Term first used in its art-historical sense by Angel Guido (1925) to describe the fusion of Baroque architecture with indigenous art forms in South America and especially the Altiplano or highlands of Bolivia and Peru from the mid-17th century to the late 18th. Mestizo is characterized by massive Baroque structure with finely dressed stone detailing in exuberant flat patterns reminiscent of embroidery or wood-carving. Motifs incorporating indigenous fruits and animals were used on portals, retables, and decorative friezes; mythological characters play indigenous musical instruments; and Pre-Columbian decorative details help to fill every available space with dense ornamentation.

The most notable examples of the Mestizo style are to be found in the central Andes, at Arequipa in Peru, and at Potosí in Bolivia. In the region of Arequipa the use of a porous volcanic rock gave rise to a school of plane-surface carving that tended to stress chiaroscuro. The whole façade of the Jesuit church of ...

Article

Jorge Luján-Muñoz

Guatemalan family of architects. They were active in the 17th and 18th centuries and dominated the architecture of the whole of Central America for a century. José de Porres (b Santiago de Guatemala [now Antigua], 1635; d Santiago de Guatemala, 17 May 1703) was of mestizo and mulatto origin. He carried out his first works under the master builder Juan Pasqual, a mulatto, from whom he took over (1666) the construction of the church of the Hospital de S Pedro Apóstol, the first vaulted church in the city (completed 1669). He then became assistant architect on the new cathedral, a completely vaulted building, assuming charge from c. mid-1670 to its completion in 1686. A triumphal-arch system articulates the façade (for illustration see Antigua). His final works were the Belén church (completed 1678), the church and monastery of S Teresa (1683–7), churches and for the Jesuit order (completed ...
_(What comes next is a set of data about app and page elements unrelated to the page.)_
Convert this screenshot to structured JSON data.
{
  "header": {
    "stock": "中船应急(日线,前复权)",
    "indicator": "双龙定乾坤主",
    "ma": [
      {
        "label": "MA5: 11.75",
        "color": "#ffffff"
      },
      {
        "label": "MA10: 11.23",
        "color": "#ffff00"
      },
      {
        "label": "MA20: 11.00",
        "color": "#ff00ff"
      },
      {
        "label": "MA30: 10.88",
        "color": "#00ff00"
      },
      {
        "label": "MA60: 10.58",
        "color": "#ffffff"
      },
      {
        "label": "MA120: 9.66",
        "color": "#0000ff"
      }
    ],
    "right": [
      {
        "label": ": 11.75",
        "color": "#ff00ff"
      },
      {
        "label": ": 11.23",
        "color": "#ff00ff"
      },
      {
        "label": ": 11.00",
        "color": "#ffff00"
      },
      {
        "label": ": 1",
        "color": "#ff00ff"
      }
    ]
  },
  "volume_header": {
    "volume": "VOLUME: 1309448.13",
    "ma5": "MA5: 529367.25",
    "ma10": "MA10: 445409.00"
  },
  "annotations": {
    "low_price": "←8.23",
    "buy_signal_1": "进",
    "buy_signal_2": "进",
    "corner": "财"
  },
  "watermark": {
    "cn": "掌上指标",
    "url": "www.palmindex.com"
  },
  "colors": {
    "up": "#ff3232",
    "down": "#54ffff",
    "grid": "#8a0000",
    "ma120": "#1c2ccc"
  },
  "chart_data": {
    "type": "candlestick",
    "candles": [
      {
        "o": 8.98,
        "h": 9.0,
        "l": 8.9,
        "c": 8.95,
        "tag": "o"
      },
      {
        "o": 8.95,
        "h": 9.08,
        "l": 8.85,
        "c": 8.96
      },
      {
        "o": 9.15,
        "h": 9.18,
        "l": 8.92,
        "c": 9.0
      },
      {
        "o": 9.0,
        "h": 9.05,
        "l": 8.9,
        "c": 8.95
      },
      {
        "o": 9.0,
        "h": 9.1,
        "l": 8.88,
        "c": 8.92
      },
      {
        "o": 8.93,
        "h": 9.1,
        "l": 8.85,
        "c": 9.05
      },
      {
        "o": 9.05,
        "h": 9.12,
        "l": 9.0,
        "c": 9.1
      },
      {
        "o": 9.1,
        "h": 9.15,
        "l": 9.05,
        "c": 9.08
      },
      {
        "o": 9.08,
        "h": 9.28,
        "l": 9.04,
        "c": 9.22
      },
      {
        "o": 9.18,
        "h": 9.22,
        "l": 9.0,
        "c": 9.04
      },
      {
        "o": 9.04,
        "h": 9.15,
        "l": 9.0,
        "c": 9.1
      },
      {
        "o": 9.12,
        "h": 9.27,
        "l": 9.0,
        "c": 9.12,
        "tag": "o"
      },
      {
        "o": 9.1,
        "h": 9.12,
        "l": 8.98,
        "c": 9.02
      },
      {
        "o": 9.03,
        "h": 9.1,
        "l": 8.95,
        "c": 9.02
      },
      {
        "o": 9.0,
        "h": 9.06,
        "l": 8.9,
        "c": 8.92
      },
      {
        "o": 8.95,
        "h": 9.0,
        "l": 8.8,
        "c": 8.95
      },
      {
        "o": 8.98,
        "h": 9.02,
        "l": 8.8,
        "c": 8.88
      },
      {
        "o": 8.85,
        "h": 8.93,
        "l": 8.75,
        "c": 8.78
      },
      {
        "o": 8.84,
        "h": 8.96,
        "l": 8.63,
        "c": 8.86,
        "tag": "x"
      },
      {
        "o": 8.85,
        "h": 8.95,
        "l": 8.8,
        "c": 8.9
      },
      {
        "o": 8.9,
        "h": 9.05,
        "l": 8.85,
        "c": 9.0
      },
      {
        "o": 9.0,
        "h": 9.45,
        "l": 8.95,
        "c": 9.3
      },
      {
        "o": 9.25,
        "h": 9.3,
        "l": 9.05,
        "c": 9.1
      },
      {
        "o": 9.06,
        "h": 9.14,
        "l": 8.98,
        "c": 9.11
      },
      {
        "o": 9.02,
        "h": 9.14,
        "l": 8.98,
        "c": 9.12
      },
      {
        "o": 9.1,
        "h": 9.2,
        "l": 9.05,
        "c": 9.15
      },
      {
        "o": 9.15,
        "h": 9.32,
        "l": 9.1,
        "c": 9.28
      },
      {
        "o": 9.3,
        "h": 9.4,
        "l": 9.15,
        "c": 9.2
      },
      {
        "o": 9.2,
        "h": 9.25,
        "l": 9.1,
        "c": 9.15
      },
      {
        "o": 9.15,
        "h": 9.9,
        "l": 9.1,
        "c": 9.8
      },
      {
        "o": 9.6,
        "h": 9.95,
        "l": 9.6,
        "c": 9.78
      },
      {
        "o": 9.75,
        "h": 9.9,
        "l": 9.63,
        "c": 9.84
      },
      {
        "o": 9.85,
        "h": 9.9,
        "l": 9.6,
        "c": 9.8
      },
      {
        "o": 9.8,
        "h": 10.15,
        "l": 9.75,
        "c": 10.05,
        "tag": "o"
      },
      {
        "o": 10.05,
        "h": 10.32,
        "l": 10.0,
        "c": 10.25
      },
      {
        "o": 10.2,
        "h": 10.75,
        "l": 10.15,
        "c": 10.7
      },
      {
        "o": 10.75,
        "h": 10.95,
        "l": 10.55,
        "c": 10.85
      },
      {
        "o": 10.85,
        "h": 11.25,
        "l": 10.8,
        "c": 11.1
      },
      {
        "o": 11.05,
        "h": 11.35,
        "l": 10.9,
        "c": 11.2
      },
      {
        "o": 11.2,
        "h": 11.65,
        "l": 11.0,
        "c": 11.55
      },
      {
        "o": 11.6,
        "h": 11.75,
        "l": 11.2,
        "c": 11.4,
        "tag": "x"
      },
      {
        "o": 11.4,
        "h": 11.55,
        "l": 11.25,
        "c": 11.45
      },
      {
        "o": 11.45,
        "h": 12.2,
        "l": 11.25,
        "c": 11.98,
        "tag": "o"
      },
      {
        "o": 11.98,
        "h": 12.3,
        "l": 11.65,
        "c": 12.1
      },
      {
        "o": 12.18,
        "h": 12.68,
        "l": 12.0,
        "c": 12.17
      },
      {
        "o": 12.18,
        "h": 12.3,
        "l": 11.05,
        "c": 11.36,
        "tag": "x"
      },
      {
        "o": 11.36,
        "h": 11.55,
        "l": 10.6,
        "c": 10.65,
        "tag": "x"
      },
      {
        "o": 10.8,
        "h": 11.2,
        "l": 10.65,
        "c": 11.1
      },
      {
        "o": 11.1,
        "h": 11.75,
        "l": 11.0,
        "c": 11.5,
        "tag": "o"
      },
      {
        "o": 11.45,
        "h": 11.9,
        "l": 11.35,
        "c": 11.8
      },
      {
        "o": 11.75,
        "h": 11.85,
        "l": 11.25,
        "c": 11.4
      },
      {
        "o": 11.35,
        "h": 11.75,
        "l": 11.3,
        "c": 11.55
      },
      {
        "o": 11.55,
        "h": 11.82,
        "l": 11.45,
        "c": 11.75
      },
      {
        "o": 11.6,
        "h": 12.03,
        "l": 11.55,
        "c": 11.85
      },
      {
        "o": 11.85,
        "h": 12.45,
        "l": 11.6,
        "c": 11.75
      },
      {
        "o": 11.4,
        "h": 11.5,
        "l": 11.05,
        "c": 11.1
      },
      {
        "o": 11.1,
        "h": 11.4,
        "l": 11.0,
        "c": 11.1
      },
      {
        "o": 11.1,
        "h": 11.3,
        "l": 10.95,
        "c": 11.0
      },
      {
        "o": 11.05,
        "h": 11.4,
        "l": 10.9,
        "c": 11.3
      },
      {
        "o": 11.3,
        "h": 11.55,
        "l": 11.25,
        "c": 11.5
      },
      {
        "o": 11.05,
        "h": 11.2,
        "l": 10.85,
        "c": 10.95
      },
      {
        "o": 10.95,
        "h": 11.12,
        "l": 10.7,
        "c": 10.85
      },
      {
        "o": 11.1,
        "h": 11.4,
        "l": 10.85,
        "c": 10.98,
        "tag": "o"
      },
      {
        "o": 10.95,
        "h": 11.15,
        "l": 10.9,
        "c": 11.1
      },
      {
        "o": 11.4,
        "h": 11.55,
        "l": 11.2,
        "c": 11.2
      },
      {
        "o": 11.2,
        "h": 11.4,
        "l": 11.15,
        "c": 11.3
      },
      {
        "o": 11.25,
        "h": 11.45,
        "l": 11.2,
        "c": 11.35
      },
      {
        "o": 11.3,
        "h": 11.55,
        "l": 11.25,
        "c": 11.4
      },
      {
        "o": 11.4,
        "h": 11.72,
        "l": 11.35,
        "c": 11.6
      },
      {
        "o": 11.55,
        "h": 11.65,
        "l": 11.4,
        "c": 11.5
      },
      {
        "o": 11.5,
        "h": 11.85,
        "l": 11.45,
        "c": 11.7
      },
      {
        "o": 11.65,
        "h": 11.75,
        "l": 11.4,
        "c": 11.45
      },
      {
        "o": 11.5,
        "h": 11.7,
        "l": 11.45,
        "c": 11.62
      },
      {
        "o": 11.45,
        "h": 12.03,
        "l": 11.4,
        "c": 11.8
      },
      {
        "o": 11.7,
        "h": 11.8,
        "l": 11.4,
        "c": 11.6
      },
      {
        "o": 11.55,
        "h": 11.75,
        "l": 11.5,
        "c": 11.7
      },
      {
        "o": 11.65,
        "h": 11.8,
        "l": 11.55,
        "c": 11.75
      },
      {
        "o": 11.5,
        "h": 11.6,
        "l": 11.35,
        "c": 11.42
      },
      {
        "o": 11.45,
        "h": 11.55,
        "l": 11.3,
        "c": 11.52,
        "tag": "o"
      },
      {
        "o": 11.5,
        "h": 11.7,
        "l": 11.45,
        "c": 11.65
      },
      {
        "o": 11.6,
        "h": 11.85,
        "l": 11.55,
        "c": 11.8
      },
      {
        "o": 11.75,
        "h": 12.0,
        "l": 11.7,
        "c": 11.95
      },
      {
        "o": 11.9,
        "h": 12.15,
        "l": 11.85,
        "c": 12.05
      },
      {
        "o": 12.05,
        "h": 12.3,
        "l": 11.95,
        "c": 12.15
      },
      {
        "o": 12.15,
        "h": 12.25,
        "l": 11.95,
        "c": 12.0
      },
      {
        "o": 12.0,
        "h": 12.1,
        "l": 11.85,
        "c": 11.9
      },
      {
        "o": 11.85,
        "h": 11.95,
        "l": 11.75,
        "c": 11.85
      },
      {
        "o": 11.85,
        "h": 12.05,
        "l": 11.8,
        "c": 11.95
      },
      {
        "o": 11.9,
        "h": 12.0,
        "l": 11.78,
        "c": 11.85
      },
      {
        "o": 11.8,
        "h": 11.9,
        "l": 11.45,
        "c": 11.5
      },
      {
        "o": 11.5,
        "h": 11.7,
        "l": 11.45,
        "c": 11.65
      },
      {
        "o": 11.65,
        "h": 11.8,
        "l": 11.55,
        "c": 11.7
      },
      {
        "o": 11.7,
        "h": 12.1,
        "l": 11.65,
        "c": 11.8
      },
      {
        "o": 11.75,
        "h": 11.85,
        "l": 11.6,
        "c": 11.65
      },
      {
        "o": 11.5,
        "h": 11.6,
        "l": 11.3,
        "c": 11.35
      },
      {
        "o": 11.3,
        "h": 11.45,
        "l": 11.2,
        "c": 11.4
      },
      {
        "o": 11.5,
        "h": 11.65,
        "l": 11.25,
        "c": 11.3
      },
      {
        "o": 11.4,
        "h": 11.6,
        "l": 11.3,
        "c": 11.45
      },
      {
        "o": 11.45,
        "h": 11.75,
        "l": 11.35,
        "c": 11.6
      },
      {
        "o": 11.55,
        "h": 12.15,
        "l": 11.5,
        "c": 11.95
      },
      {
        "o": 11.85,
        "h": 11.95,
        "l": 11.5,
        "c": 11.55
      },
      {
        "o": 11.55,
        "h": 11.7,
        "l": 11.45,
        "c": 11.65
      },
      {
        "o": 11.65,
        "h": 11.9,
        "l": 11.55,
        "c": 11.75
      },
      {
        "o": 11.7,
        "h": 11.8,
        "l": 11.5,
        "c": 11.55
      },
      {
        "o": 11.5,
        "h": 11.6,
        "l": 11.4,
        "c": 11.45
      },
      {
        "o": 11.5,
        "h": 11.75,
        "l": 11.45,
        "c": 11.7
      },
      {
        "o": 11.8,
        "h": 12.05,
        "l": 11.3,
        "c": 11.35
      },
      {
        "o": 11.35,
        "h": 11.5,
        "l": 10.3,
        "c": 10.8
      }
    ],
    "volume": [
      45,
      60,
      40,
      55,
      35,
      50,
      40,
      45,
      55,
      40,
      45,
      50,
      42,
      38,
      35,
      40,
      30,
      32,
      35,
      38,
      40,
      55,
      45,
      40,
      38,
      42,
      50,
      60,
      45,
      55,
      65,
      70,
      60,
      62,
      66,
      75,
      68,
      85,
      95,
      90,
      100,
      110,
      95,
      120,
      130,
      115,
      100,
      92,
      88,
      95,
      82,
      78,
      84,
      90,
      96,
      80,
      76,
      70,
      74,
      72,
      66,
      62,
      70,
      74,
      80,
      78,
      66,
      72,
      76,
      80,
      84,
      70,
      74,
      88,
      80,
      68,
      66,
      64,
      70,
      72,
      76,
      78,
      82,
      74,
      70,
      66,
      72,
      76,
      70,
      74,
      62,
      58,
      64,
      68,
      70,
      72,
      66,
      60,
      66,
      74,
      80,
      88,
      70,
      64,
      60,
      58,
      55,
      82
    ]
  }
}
Article

Ramón Gutiérrez

(b Italy, 1561; d Cartagena de Indias, April 25, 1631).

Italian engineer, active in Spain and South America. He was the nephew of Juan Bautista Antonelli, whom he accompanied to Portugal during Philip II’s military campaigns from 1580 (see Antonelli family). Roda assisted Antonelli on an ambitious scheme to make the River Tagus navigable and transform the inner river basin for the benefit of Spanish commerce, and succeeded his uncle after the latter’s death in 1588. Roda was sent to Havana, Cuba, in 1593 to replace another uncle, Bautista Antonelli, who had been working on the city’s extensive fortifications. Roda worked there for many years, especially on the fortresses of La Punta and El Morro, either side of the narrow harbour entrance, where he exploited the locations and put into practice the most modern theories of bastioned fortification. In 1608 he went to Cartagena de Indias in Colombia to continue building the fortifications designed by Tiburzio Spannochi (...